We have long made clear our intention to negotiate a new relationship with the EU which covers civil judicial co-operation. The political declaration provides a positive means for discussion on this. It makes it clear that the UK and EU have agreed to explore a bilateral arrangement on matrimonial and parental responsibility and other related matters. This goes further than the arrangements that the EU currently has with any other third country to date.
The UK also remains committed to future co-operation on civil and commercial matters with the EU—recognising that this is in both our interests, for the reasons the noble Lord, Lord Marks, set out—and to similar co-operation with other international partners. In this area, the UK will, as a minimum, continue to prioritise joining Hague 2005 in our own right and seek also to accede to the Lugano Convention. The UK will engage with EU partners to ensure that these important issues, which provide vital protections for citizens, are the focus of detailed negotiations with the EU.

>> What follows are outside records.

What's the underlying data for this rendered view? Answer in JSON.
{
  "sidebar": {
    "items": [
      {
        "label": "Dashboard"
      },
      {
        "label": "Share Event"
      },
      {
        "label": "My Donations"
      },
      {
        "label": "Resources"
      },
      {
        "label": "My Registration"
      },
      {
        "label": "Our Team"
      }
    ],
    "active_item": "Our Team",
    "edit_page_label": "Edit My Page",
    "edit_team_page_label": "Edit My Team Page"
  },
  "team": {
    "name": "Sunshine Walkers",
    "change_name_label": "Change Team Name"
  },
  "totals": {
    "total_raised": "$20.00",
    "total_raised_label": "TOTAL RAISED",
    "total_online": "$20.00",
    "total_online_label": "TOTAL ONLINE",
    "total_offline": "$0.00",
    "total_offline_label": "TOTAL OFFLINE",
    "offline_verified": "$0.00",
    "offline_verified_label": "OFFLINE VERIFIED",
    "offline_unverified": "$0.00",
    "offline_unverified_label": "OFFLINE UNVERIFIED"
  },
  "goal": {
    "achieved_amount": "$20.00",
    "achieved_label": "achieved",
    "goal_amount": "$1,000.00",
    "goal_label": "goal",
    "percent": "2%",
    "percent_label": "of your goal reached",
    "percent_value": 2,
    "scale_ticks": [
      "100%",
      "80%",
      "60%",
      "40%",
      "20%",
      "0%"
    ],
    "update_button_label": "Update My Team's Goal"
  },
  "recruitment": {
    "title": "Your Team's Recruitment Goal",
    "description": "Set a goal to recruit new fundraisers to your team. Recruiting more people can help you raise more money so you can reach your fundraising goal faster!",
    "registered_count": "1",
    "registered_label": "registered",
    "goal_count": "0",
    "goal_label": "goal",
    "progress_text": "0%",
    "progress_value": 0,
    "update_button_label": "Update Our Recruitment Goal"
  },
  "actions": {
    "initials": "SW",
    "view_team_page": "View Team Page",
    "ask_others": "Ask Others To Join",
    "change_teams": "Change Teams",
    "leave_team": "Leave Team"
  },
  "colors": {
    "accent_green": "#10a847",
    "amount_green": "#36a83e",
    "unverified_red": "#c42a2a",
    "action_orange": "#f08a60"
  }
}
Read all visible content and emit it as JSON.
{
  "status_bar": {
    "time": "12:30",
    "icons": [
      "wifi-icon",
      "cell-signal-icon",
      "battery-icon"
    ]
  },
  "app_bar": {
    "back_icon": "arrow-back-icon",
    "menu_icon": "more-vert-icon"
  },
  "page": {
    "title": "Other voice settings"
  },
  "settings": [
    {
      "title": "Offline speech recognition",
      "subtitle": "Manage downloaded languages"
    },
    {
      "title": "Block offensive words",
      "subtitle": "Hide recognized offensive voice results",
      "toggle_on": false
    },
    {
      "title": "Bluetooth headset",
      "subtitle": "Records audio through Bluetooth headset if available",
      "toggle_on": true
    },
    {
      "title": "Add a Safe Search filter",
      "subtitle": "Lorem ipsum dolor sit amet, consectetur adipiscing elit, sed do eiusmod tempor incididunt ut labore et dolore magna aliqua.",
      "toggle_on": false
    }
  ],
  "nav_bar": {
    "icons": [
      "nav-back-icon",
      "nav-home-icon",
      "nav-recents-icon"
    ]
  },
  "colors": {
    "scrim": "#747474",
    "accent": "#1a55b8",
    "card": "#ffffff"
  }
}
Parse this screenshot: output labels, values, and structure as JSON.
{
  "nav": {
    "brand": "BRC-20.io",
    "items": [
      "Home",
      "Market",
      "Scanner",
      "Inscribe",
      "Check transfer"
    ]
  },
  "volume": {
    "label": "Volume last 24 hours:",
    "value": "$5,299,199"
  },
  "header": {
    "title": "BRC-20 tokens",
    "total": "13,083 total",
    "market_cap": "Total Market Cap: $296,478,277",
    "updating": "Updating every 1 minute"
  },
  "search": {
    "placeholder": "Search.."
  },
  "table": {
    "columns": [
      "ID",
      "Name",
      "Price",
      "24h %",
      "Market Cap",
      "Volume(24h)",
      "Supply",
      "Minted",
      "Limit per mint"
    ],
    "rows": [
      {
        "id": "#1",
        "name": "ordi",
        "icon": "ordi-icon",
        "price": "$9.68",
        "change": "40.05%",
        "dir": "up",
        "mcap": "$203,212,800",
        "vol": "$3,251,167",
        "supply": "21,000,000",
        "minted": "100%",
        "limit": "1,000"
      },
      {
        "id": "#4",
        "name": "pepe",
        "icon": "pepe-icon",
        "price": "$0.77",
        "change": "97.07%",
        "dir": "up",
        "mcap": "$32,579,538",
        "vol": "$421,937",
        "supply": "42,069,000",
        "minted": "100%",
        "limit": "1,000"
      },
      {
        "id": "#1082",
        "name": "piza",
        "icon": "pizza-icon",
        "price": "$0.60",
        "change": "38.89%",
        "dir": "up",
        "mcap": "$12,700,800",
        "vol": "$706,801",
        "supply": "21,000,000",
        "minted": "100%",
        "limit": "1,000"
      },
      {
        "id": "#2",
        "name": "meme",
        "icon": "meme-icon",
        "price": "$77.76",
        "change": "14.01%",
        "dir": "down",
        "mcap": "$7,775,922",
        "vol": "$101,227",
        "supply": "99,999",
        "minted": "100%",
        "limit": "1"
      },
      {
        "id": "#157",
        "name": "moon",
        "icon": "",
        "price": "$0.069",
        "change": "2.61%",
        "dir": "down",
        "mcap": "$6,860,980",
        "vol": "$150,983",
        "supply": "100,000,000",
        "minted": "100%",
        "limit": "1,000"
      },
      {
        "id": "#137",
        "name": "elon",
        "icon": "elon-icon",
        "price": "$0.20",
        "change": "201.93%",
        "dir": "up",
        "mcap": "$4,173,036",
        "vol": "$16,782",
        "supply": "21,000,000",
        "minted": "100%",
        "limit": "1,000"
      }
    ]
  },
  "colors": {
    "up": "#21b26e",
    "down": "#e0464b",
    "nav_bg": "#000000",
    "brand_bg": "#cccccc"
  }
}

On the specific issues which the noble Lord referred to, co-operation in this area makes clear that the UK and EU have agreed to explore a bilateral arrangement on aspects of law. This goes further than any arrangements that the EU currently has with a third country. The UK also remains committed to international co-operation in future.

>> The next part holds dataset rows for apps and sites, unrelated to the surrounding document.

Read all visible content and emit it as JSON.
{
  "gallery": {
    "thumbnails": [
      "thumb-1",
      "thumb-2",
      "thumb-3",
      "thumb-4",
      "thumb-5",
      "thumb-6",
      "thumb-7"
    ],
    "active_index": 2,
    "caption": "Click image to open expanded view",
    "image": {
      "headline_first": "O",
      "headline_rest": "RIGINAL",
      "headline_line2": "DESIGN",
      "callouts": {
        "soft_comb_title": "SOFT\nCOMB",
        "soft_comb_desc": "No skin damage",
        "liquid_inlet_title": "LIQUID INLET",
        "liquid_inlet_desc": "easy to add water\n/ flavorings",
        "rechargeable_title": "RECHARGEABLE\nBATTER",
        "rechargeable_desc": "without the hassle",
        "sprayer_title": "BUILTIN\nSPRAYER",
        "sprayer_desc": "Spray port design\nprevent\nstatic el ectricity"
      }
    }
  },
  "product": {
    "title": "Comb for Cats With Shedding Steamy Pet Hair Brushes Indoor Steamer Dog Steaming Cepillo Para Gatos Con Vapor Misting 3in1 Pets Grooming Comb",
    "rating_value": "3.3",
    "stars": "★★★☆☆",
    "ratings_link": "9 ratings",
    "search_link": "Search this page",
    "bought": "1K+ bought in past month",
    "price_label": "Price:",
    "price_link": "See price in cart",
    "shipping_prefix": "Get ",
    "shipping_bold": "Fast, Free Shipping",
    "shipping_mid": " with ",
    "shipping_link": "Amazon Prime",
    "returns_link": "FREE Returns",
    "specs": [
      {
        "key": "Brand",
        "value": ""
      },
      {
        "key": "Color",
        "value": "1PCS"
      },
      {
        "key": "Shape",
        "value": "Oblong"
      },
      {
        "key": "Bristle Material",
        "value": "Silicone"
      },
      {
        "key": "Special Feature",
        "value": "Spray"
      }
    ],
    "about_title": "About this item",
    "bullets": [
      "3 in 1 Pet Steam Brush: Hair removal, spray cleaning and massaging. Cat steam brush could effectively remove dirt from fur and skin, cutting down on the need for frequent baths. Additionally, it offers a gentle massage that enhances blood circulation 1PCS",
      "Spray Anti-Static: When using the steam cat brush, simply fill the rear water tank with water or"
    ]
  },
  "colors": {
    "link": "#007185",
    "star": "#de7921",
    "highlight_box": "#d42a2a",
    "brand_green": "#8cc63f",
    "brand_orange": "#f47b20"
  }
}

The noble Lord asked what would happen in the event of no deal. As a responsible Government, we are preparing for all outcomes, hence the statutory instruments debated in Grand Committee yesterday. We have published a dedicated technical notice for civil judicial co-operation, detailing how the rules would change in the event that we cannot reach a deal. This is not our preferred outcome—we remain focused on getting a deal that works for the UK and the EU. The rules on civil judicial co-operation rely on reciprocity. After exit, even if the UK were to apply these rules unilaterally, there would be no requirement on EU member states to apply the same rules in the UK. Without the guarantee of reciprocity, our broad approach is to repeal existing EU instruments and revert to applying the rules which the UK currently applies in relation to non-EU matters.
I am grateful to the noble Lord for raising this important matter, and I hope that I have provided as much reassurance as I am able to at this stage.